The mechanics of prosthetic hands has advanced tremendously over the past decades, and these devices have become lighter, stronger, and more responsive to their users. Yet, the sense of touch, a crucial component of a true prosthetic, has been difficult to implement.
Now researchers from École Polytechnique Fédérale de Lausanne, Switzerland and Scuola Superiore Sant’Anna, Italy have reported in Science Translational Medicine the development of new technology that actually transmits what the fingers of a prosthetic are sensing as real tactile perception. They did this by implanting electrodes in the remaining arm of a Danish patient at the median and ulnar nerves, which were then stimulated in response to the pressure sensors built into the prosthetic.
While blindfolded, the amputee was able to near naturally feel how strong his grip was and could tell what shape were the objects placed in his prosthetic hand.
Study in Science Translational Medicine: Restoring Natural Sensory Feedback in Real-Time Bidirectional Hand Prostheses
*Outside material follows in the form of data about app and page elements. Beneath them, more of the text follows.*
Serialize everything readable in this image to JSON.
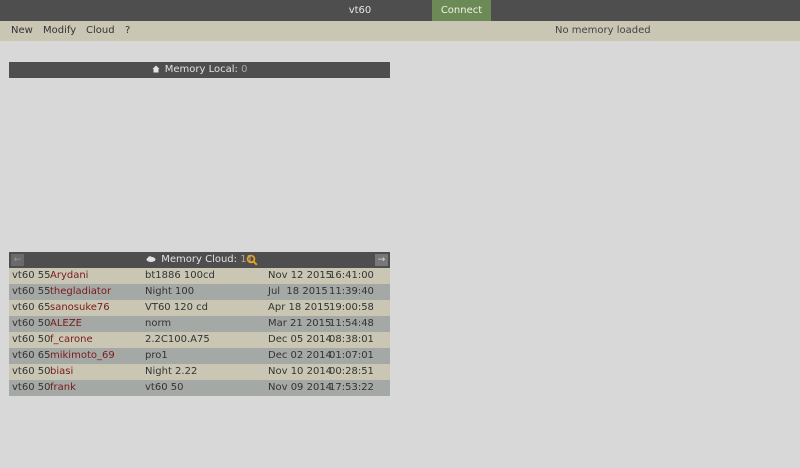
{
  "title": "vt60",
  "connect_label": "Connect",
  "menu": {
    "items": [
      "New",
      "Modify",
      "Cloud",
      "?"
    ],
    "status": "No memory loaded"
  },
  "memory_local": {
    "label": "Memory Local:",
    "count": "0",
    "icon": "home-icon"
  },
  "memory_cloud": {
    "label": "Memory Cloud:",
    "count": "11",
    "icon": "cloud-icon",
    "prev_label": "←",
    "next_label": "→",
    "search_icon_color": "#e8a020",
    "rows": [
      {
        "model": "vt60 55",
        "user": "Arydani",
        "calibration": "bt1886 100cd",
        "date": "Nov 12 2015",
        "time": "16:41:00"
      },
      {
        "model": "vt60 55",
        "user": "thegladiator",
        "calibration": "Night 100",
        "date": "Jul  18 2015",
        "time": "11:39:40"
      },
      {
        "model": "vt60 65",
        "user": "sanosuke76",
        "calibration": "VT60 120 cd",
        "date": "Apr 18 2015",
        "time": "19:00:58"
      },
      {
        "model": "vt60 50",
        "user": "ALEZE",
        "calibration": "norm",
        "date": "Mar 21 2015",
        "time": "11:54:48"
      },
      {
        "model": "vt60 50",
        "user": "f_carone",
        "calibration": "2.2C100.A75",
        "date": "Dec 05 2014",
        "time": "08:38:01"
      },
      {
        "model": "vt60 65",
        "user": "mikimoto_69",
        "calibration": "pro1",
        "date": "Dec 02 2014",
        "time": "01:07:01"
      },
      {
        "model": "vt60 50",
        "user": "biasi",
        "calibration": "Night 2.22",
        "date": "Nov 10 2014",
        "time": "00:28:51"
      },
      {
        "model": "vt60 50",
        "user": "frank",
        "calibration": "vt60 50",
        "date": "Nov 09 2014",
        "time": "17:53:22"
      }
    ]
  },
  "colors": {
    "topbar": "#4e4e4e",
    "connect": "#6b8a55",
    "menubar": "#c9c6b4",
    "row_odd": "#c9c6b4",
    "row_even": "#a5a9a5",
    "username": "#7a1a1a"
  }
}
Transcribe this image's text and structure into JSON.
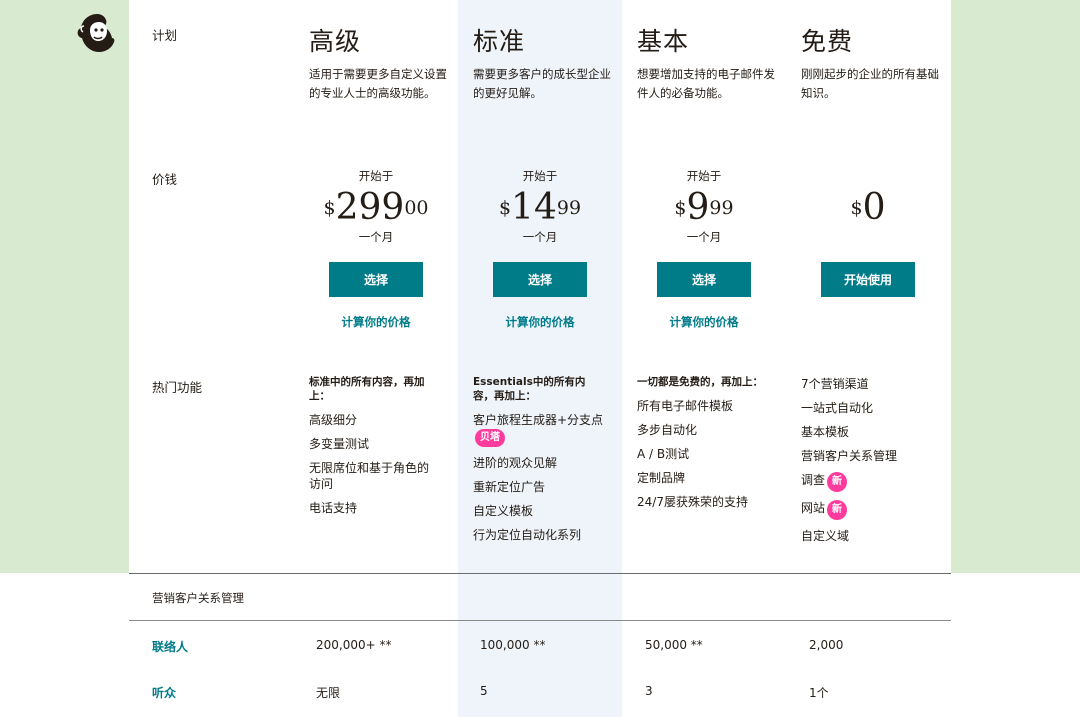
{
  "row_labels": {
    "plan": "计划",
    "price": "价钱",
    "features": "热门功能"
  },
  "plans": [
    {
      "name": "高级",
      "desc": "适用于需要更多自定义设置的专业人士的高级功能。",
      "start": "开始于",
      "currency": "$",
      "price_main": "299",
      "price_cents": "00",
      "per": "一个月",
      "button": "选择",
      "calc": "计算你的价格",
      "feat_intro": "标准中的所有内容，再加上：",
      "features": [
        "高级细分",
        "多变量测试",
        "无限席位和基于角色的访问",
        "电话支持"
      ]
    },
    {
      "name": "标准",
      "desc": "需要更多客户的成长型企业的更好见解。",
      "start": "开始于",
      "currency": "$",
      "price_main": "14",
      "price_cents": "99",
      "per": "一个月",
      "button": "选择",
      "calc": "计算你的价格",
      "feat_intro": "Essentials中的所有内容，再加上：",
      "features": [
        "客户旅程生成器+分支点",
        "进阶的观众见解",
        "重新定位广告",
        "自定义模板",
        "行为定位自动化系列"
      ],
      "beta_badge": "贝塔"
    },
    {
      "name": "基本",
      "desc": "想要增加支持的电子邮件发件人的必备功能。",
      "start": "开始于",
      "currency": "$",
      "price_main": "9",
      "price_cents": "99",
      "per": "一个月",
      "button": "选择",
      "calc": "计算你的价格",
      "feat_intro": "一切都是免费的，再加上：",
      "features": [
        "所有电子邮件模板",
        "多步自动化",
        "A / B测试",
        "定制品牌",
        "24/7屡获殊荣的支持"
      ]
    },
    {
      "name": "免费",
      "desc": "刚刚起步的企业的所有基础知识。",
      "currency": "$",
      "price_main": "0",
      "button": "开始使用",
      "features": [
        "7个营销渠道",
        "一站式自动化",
        "基本模板",
        "营销客户关系管理",
        "调查",
        "网站",
        "自定义域"
      ],
      "new_badge": "新"
    }
  ],
  "crm": {
    "title": "营销客户关系管理",
    "rows": [
      {
        "label": "联络人",
        "values": [
          "200,000+ **",
          "100,000 **",
          "50,000 **",
          "2,000"
        ]
      },
      {
        "label": "听众",
        "values": [
          "无限",
          "5",
          "3",
          "1个"
        ]
      }
    ]
  },
  "colors": {
    "accent": "#007c89",
    "badge": "#ff3c9d",
    "bg_green": "#d8ead0",
    "highlight_col": "#eef4fa"
  }
}
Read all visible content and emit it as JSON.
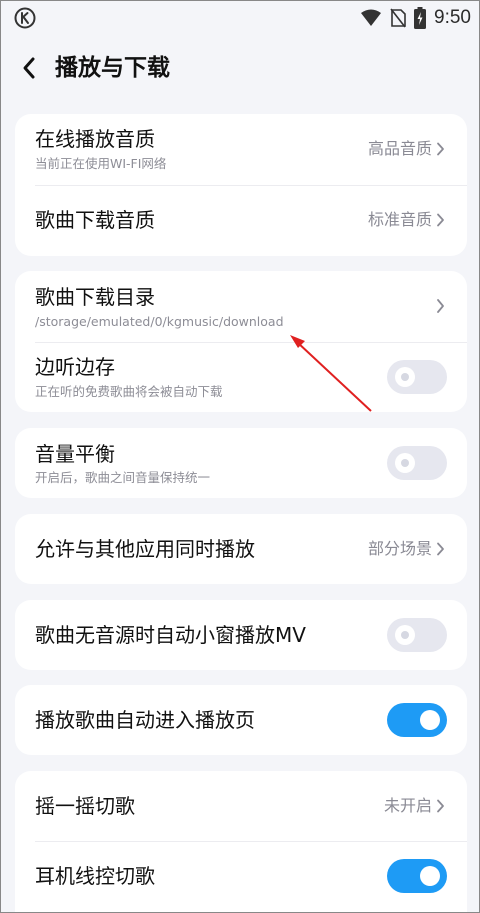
{
  "status_bar": {
    "time": "9:50",
    "icons": [
      "kugou-k-logo-icon",
      "wifi-icon",
      "no-sim-icon",
      "battery-charging-icon"
    ]
  },
  "header": {
    "back_icon": "chevron-left-icon",
    "title": "播放与下载"
  },
  "groups": [
    {
      "items": [
        {
          "title": "在线播放音质",
          "subtitle": "当前正在使用WI-FI网络",
          "value": "高品音质",
          "control": "chevron"
        },
        {
          "title": "歌曲下载音质",
          "value": "标准音质",
          "control": "chevron"
        }
      ]
    },
    {
      "items": [
        {
          "title": "歌曲下载目录",
          "subtitle": "/storage/emulated/0/kgmusic/download",
          "control": "chevron"
        },
        {
          "title": "边听边存",
          "subtitle": "正在听的免费歌曲将会被自动下载",
          "control": "toggle",
          "on": false
        }
      ]
    },
    {
      "items": [
        {
          "title": "音量平衡",
          "subtitle": "开启后，歌曲之间音量保持统一",
          "control": "toggle",
          "on": false
        }
      ]
    },
    {
      "items": [
        {
          "title": "允许与其他应用同时播放",
          "value": "部分场景",
          "control": "chevron"
        }
      ]
    },
    {
      "items": [
        {
          "title": "歌曲无音源时自动小窗播放MV",
          "control": "toggle",
          "on": false
        }
      ]
    },
    {
      "items": [
        {
          "title": "播放歌曲自动进入播放页",
          "control": "toggle",
          "on": true
        }
      ]
    },
    {
      "items": [
        {
          "title": "摇一摇切歌",
          "value": "未开启",
          "control": "chevron"
        },
        {
          "title": "耳机线控切歌",
          "control": "toggle",
          "on": true
        }
      ]
    }
  ],
  "colors": {
    "background": "#f4f5f9",
    "card": "#ffffff",
    "toggle_on": "#1e9bf5",
    "toggle_off": "#e6e7ef",
    "annotation_arrow": "#e02020"
  }
}
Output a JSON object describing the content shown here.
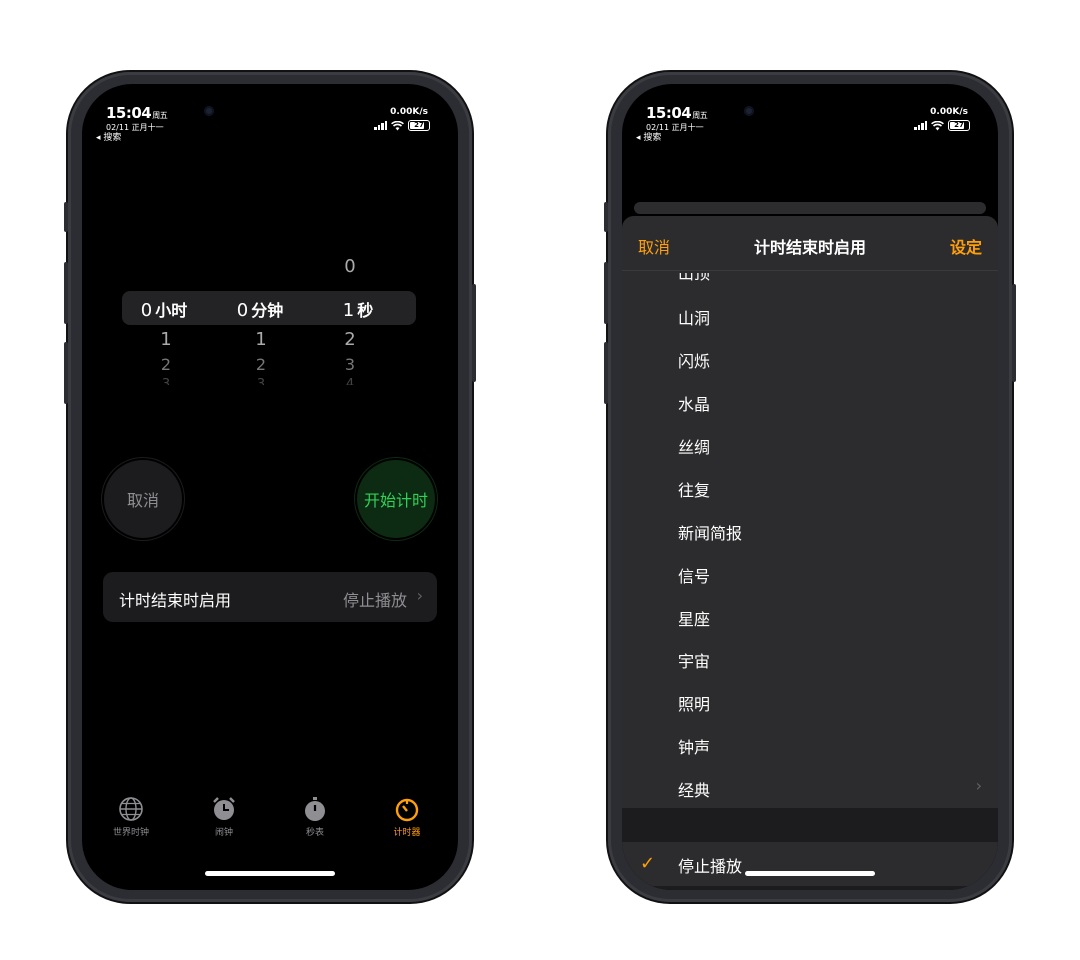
{
  "status": {
    "time": "15:04",
    "weekday": "周五",
    "date": "02/11 正月十一",
    "back": "◂ 搜索",
    "speed": "0.00K/s",
    "battery": "27"
  },
  "left": {
    "picker": {
      "above_sec": "0",
      "hours_value": "0",
      "hours_unit": "小时",
      "minutes_value": "0",
      "minutes_unit": "分钟",
      "seconds_value": "1",
      "seconds_unit": "秒",
      "hours_below": [
        "1",
        "2",
        "3"
      ],
      "minutes_below": [
        "1",
        "2",
        "3"
      ],
      "seconds_below": [
        "2",
        "3",
        "4"
      ]
    },
    "cancel_label": "取消",
    "start_label": "开始计时",
    "when_ends": {
      "label": "计时结束时启用",
      "value": "停止播放",
      "chevron": "›"
    },
    "tabs": [
      {
        "label": "世界时钟",
        "icon": "globe-icon"
      },
      {
        "label": "闹钟",
        "icon": "alarm-clock-icon"
      },
      {
        "label": "秒表",
        "icon": "stopwatch-icon"
      },
      {
        "label": "计时器",
        "icon": "timer-icon",
        "active": true
      }
    ]
  },
  "right": {
    "header": {
      "cancel": "取消",
      "title": "计时结束时启用",
      "set": "设定"
    },
    "tones_partial": "山顶",
    "tones": [
      "山洞",
      "闪烁",
      "水晶",
      "丝绸",
      "往复",
      "新闻简报",
      "信号",
      "星座",
      "宇宙",
      "照明",
      "钟声",
      "经典"
    ],
    "classic_chevron": "›",
    "stop": {
      "check": "✓",
      "label": "停止播放"
    }
  },
  "colors": {
    "accent": "#ff9f0a",
    "start_green": "#30d158"
  }
}
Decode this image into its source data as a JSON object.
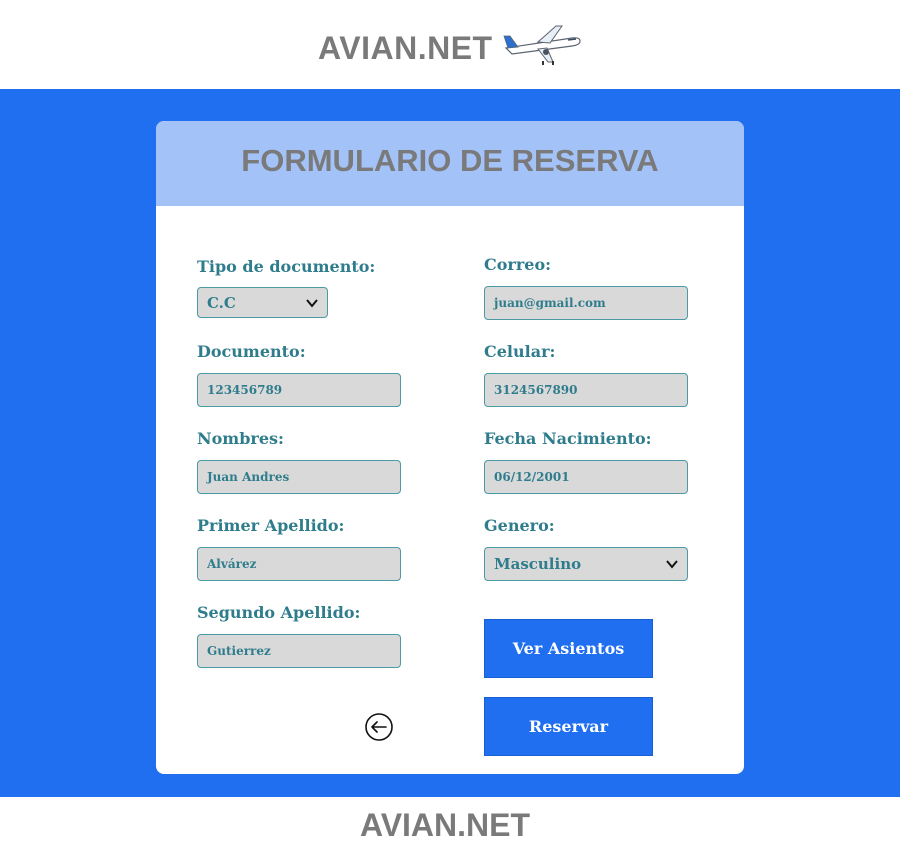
{
  "header": {
    "brand": "AVIAN.NET",
    "plane_icon": "airplane-icon"
  },
  "form": {
    "title": "FORMULARIO DE RESERVA",
    "tipo_documento": {
      "label": "Tipo de documento:",
      "value": "C.C"
    },
    "documento": {
      "label": "Documento:",
      "value": "123456789"
    },
    "nombres": {
      "label": "Nombres:",
      "value": "Juan Andres"
    },
    "primer_apellido": {
      "label": "Primer Apellido:",
      "value": "Alvárez"
    },
    "segundo_apellido": {
      "label": "Segundo Apellido:",
      "value": "Gutierrez"
    },
    "correo": {
      "label": "Correo:",
      "value": "juan@gmail.com"
    },
    "celular": {
      "label": "Celular:",
      "value": "3124567890"
    },
    "fecha_nacimiento": {
      "label": "Fecha Nacimiento:",
      "value": "06/12/2001"
    },
    "genero": {
      "label": "Genero:",
      "value": "Masculino"
    },
    "ver_asientos": "Ver Asientos",
    "reservar": "Reservar",
    "back_icon": "arrow-left-circle-icon"
  },
  "footer": {
    "brand": "AVIAN.NET"
  },
  "colors": {
    "primary": "#1f6ff0",
    "header_band": "#a3c2f7",
    "label": "#2f7d8c",
    "field_bg": "#d9d9d9",
    "brand_gray": "#7a7a7a"
  }
}
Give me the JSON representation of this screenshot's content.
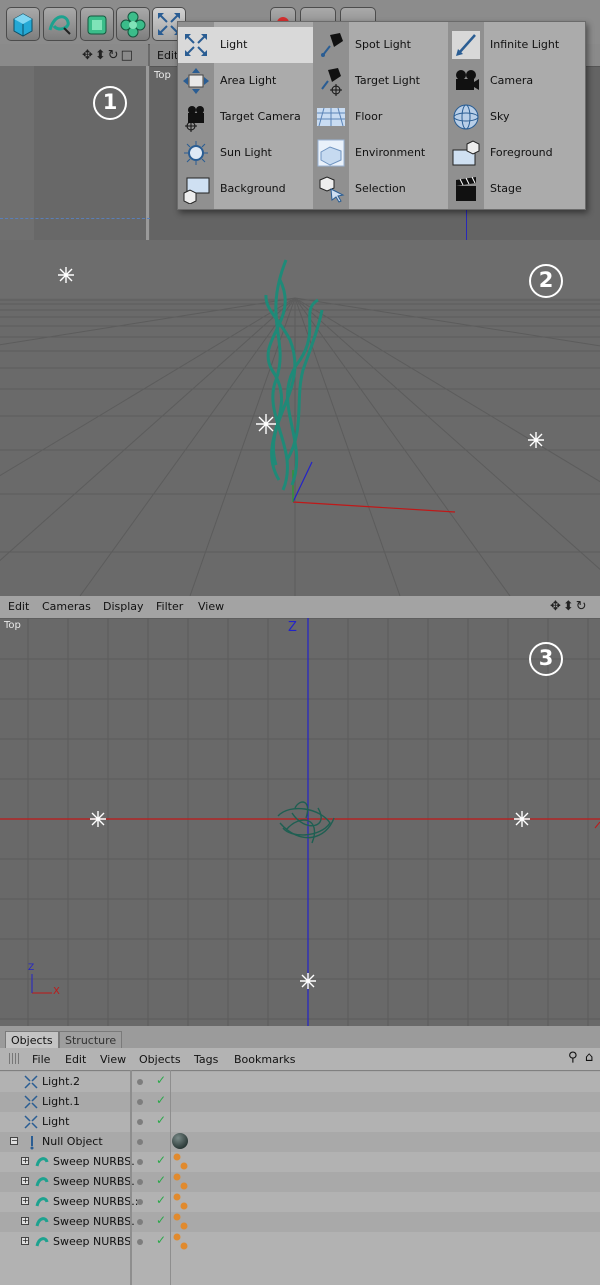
{
  "badges": [
    "1",
    "2",
    "3"
  ],
  "panel1": {
    "menu_fragment": "Edit",
    "view_label": "Top"
  },
  "light_menu": {
    "columns": [
      [
        {
          "label": "Light",
          "icon": "light-icon",
          "selected": true
        },
        {
          "label": "Area Light",
          "icon": "area-light-icon"
        },
        {
          "label": "Target Camera",
          "icon": "target-camera-icon"
        },
        {
          "label": "Sun Light",
          "icon": "sun-light-icon"
        },
        {
          "label": "Background",
          "icon": "background-icon"
        }
      ],
      [
        {
          "label": "Spot Light",
          "icon": "spot-light-icon"
        },
        {
          "label": "Target Light",
          "icon": "target-light-icon"
        },
        {
          "label": "Floor",
          "icon": "floor-icon"
        },
        {
          "label": "Environment",
          "icon": "environment-icon"
        },
        {
          "label": "Selection",
          "icon": "selection-icon"
        }
      ],
      [
        {
          "label": "Infinite Light",
          "icon": "infinite-light-icon"
        },
        {
          "label": "Camera",
          "icon": "camera-icon"
        },
        {
          "label": "Sky",
          "icon": "sky-icon"
        },
        {
          "label": "Foreground",
          "icon": "foreground-icon"
        },
        {
          "label": "Stage",
          "icon": "stage-icon"
        }
      ]
    ]
  },
  "panel3": {
    "menu": [
      "Edit",
      "Cameras",
      "Display",
      "Filter",
      "View"
    ],
    "view_label": "Top",
    "axis_z": "Z",
    "gizmo_z": "Z",
    "gizmo_x": "X"
  },
  "objects_panel": {
    "tabs": [
      "Objects",
      "Structure"
    ],
    "menu": [
      "File",
      "Edit",
      "View",
      "Objects",
      "Tags",
      "Bookmarks"
    ],
    "rows": [
      {
        "name": "Light.2",
        "type": "light"
      },
      {
        "name": "Light.1",
        "type": "light"
      },
      {
        "name": "Light",
        "type": "light"
      },
      {
        "name": "Null Object",
        "type": "null"
      },
      {
        "name": "Sweep NURBS.",
        "type": "sweep"
      },
      {
        "name": "Sweep NURBS.",
        "type": "sweep"
      },
      {
        "name": "Sweep NURBS.:",
        "type": "sweep"
      },
      {
        "name": "Sweep NURBS.",
        "type": "sweep"
      },
      {
        "name": "Sweep NURBS",
        "type": "sweep"
      }
    ]
  },
  "colors": {
    "strand": "#1f8a78",
    "axis_x": "#c01818",
    "axis_z": "#2323c8",
    "check": "#2aa84a"
  }
}
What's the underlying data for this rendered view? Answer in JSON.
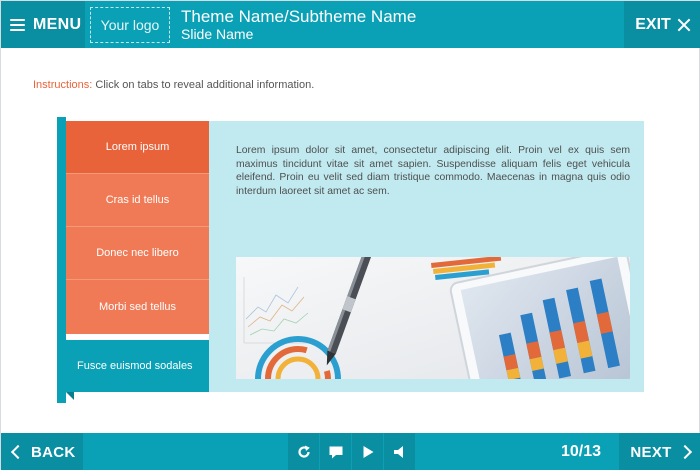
{
  "header": {
    "menu_label": "MENU",
    "logo_text": "Your logo",
    "theme_name": "Theme Name/Subtheme Name",
    "slide_name": "Slide Name",
    "exit_label": "EXIT"
  },
  "instructions": {
    "lead": "Instructions:",
    "text": " Click on tabs to reveal additional information."
  },
  "tabs": [
    {
      "label": "Lorem ipsum"
    },
    {
      "label": "Cras id tellus"
    },
    {
      "label": "Donec nec libero"
    },
    {
      "label": "Morbi sed tellus"
    },
    {
      "label": "Fusce euismod sodales"
    }
  ],
  "content": {
    "body": "Lorem ipsum dolor sit amet, consectetur adipiscing elit. Proin vel ex quis sem maximus tincidunt vitae sit amet sapien. Suspendisse aliquam felis eget vehicula eleifend. Proin eu velit sed diam tristique commodo. Maecenas in magna quis odio interdum laoreet sit amet ac sem."
  },
  "footer": {
    "back_label": "BACK",
    "next_label": "NEXT",
    "page_counter": "10/13",
    "controls": [
      "replay-icon",
      "comment-icon",
      "play-icon",
      "volume-icon"
    ]
  },
  "colors": {
    "teal": "#0aa1b6",
    "teal_dark": "#0a8fa2",
    "orange": "#f07a55",
    "orange_active": "#e8623a",
    "panel": "#c0eaf0"
  }
}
École polytechnique fédérale de Lausanne: Amputee Feels in Real-Time with Bionic Hand